Today, the recommended ulcer diet in stable patients is less restrictive. An ulcer diet with enough proteins and vitamins to promote healing is recommended over a traditional stomach ulcer diet menu with ulcer friendly foods. Currently, there are no stomach ulcer diet restrictions other than a general recommendation to avoid alcohol and smoking.
You need to use your own personal experience and common sense to choose the right ulcer diet for yourself. If there are certain foods that always make your ulcer symptoms worse, it may be a good idea to avoid such food for ulcer relief. For example, some people have worse ulcer symptoms after eating spicy foods while others have no effect at all. If you love spicy foods and your ulcer symptoms are unaffected by them, you may continue to enjoy spicy foods. If spicy foods make your ulcer symptoms worse, you should avoid them.
Bleeding ulcer symptoms: An example of a patient I treated personally
Most bleeding ulcer patients are treated in ICU. I will describe one such patient with bleeding ulcer that I admitted to the hospital.
Mr. K is a 65 year old retired high school teacher who has bad arthritis in his knees and his hips. He used to be very active and athletic when he was young but had been severely limited by joint pain in the last three years. He had tried several different medications in the past with only minimal relief.
Recently, his doctor changed his medication. After he started taking these new pills, he felt somewhat weak. He occasionally had some burning sensation in his stomach after he took the pill. He also felt sick to his stomach after meals. Despite these side effects he felt like the new medication was helping his arthritis pain and he continued to take them. After 10 days, he had an episode of severe stomach discomfort one night after his dinner. He said it felt more like burning, fullness and discomfort rather than actual pain. As his symptoms worsened, he became more nauseated. He also felt very weak and dizzy. He was so weak that he felt like he was going to faint. He called his son and they called the ambulance and took him to the hospital right away.
When he arrived in the ER, he was in a bad shape. His blood pressure was low and his heart was racing fast. They put an IV line and started to infuse him with IV fluids. His blood pressure improved after the fluid but his heart was still racing. He was still having some discomfort in his stomach. As they were planning to do more tests, he told the doctors that he had noticed somewhat unusual bowel movement the night before. He told them he had a black tarry stool the other night. As soon as he mentioned that, the ER doctor was immediately worried about a bleeding ulcer. The ER doctor diagnosed him as possible bleeding ulcer and sent him to ICU.
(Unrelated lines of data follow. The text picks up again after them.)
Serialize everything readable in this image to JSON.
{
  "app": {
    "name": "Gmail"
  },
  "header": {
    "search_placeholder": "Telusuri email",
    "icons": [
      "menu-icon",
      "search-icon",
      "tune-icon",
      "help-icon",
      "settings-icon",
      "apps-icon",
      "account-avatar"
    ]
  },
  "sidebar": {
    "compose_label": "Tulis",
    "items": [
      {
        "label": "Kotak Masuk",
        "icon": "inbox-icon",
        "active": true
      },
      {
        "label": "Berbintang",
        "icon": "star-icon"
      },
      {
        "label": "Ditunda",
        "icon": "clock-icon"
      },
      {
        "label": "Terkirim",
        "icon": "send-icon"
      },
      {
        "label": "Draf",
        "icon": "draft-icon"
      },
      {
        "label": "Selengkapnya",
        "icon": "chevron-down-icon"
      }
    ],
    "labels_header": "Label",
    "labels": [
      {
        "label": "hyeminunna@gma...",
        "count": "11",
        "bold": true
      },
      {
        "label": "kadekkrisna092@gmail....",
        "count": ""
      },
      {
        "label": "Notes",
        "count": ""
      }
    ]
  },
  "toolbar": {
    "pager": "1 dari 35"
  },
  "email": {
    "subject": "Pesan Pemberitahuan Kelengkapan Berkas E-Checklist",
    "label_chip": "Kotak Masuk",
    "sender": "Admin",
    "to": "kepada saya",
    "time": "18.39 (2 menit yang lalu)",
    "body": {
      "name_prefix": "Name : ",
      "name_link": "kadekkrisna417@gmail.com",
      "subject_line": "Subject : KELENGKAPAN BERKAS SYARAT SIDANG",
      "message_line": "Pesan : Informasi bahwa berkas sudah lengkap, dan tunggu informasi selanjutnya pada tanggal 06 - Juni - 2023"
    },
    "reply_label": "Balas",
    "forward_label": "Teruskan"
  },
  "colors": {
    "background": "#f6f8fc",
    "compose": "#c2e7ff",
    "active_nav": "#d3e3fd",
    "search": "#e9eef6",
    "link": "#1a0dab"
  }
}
In the ICU, I treated the patient after consulting with a specialist who specializes in conditions like bleeding ulcer in the gastrointestinal tract. We checked his blood count and he was severely anemic from the bleeding. We transfused a total of six units of blood. We started him on an IV medication to help prevent further bleeding. After his blood pressure stabilized, he had an upper endoscopy done. It was a thin long tube with camera. They passed it down his mouth into his stomach to see what exactly was going on inside the stomach. They found two separate patches of bleeding ulcer. They stopped the bleeding.
He felt better the next day and remained stable.
In this patient, the bleeding ulcer was caused by the arthritis medication. A class of medication very useful in treating arthritis and other painful conditions called NSAIDs(non-steroidal anti-inflammatory drugs) are known to cause bleeding ulcers in some patients. It is very hard to predict who might develop the bleeding ulcer. Once a patient has developed bleeding ulcer after taking this class of medicine, they should not take those medications again. Common examples of NSAIDs that can cause bleeding ulcers are ibuprofen, naproxen, indomethacin and several other medications in the same class.
I hope the story of Mr K helped you understand more about bleeding ulcer symptoms.